EXERCISE:
Wherever the string "JSON" appears in a line of the listing below, report that line.

SOURCE MATERIAL Start Marker

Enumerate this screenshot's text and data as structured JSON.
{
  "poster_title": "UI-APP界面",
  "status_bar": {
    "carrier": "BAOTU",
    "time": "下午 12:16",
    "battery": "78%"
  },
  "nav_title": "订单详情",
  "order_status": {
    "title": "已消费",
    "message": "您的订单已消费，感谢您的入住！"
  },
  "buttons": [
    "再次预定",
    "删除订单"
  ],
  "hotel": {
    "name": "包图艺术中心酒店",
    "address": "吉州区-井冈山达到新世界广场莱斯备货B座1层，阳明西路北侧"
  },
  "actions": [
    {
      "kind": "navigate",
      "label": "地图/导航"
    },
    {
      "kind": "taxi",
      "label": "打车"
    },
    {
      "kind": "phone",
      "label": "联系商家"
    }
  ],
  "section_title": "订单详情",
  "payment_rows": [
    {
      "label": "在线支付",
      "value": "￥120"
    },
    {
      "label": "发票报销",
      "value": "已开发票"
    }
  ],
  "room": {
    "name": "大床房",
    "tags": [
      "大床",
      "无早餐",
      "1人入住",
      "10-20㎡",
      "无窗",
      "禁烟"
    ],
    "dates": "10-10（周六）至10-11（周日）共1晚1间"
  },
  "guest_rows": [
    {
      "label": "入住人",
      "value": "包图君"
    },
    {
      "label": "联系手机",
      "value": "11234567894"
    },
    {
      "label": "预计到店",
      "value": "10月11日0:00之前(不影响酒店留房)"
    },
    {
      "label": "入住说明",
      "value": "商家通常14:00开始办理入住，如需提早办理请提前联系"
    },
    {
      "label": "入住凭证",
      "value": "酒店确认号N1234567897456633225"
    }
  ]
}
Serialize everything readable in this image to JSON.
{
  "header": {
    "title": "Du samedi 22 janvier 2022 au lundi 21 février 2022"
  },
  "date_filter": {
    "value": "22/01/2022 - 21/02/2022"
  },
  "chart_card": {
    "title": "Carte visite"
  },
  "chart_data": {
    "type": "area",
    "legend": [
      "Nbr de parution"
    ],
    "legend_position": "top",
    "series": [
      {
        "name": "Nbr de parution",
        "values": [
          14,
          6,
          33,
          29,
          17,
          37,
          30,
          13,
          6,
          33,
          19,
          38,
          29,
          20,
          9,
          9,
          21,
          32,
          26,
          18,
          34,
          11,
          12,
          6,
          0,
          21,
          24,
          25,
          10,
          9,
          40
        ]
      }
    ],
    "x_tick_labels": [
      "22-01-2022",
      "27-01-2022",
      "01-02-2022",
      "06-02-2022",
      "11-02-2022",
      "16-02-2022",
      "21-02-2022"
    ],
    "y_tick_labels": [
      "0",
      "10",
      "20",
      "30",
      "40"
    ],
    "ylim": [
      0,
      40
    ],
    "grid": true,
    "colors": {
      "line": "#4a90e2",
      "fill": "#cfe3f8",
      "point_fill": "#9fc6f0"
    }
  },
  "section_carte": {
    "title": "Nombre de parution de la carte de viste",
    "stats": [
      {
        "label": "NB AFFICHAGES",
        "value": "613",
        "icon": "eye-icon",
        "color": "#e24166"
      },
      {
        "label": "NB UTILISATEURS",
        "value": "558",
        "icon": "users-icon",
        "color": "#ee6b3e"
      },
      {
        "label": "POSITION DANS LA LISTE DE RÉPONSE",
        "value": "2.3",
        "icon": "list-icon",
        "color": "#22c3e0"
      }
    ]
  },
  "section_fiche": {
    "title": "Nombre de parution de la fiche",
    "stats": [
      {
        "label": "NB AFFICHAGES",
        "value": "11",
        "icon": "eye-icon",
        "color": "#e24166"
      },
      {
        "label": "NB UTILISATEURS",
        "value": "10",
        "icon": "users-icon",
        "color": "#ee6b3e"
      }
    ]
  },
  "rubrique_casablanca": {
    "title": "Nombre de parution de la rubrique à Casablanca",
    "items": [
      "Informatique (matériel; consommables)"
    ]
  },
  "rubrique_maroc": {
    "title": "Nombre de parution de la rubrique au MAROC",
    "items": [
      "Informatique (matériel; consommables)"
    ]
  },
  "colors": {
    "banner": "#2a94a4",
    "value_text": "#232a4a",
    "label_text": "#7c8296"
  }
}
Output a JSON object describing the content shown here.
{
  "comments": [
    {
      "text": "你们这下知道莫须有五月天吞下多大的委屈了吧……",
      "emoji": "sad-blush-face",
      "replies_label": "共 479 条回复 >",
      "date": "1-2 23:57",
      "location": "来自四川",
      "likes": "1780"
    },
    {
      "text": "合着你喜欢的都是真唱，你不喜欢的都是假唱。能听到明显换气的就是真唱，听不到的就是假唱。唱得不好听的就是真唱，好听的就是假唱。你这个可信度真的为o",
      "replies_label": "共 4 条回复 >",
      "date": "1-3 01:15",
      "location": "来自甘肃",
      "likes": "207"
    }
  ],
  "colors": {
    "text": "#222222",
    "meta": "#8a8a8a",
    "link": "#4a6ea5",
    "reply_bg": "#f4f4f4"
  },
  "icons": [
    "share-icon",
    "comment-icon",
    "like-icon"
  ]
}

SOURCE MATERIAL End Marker

RESPONSE TO THIS EXERCISE:
Enumerate this screenshot's text and data as structured JSON.
Serialize everything readable in this image to JSON.
Output a JSON object describing the content shown here.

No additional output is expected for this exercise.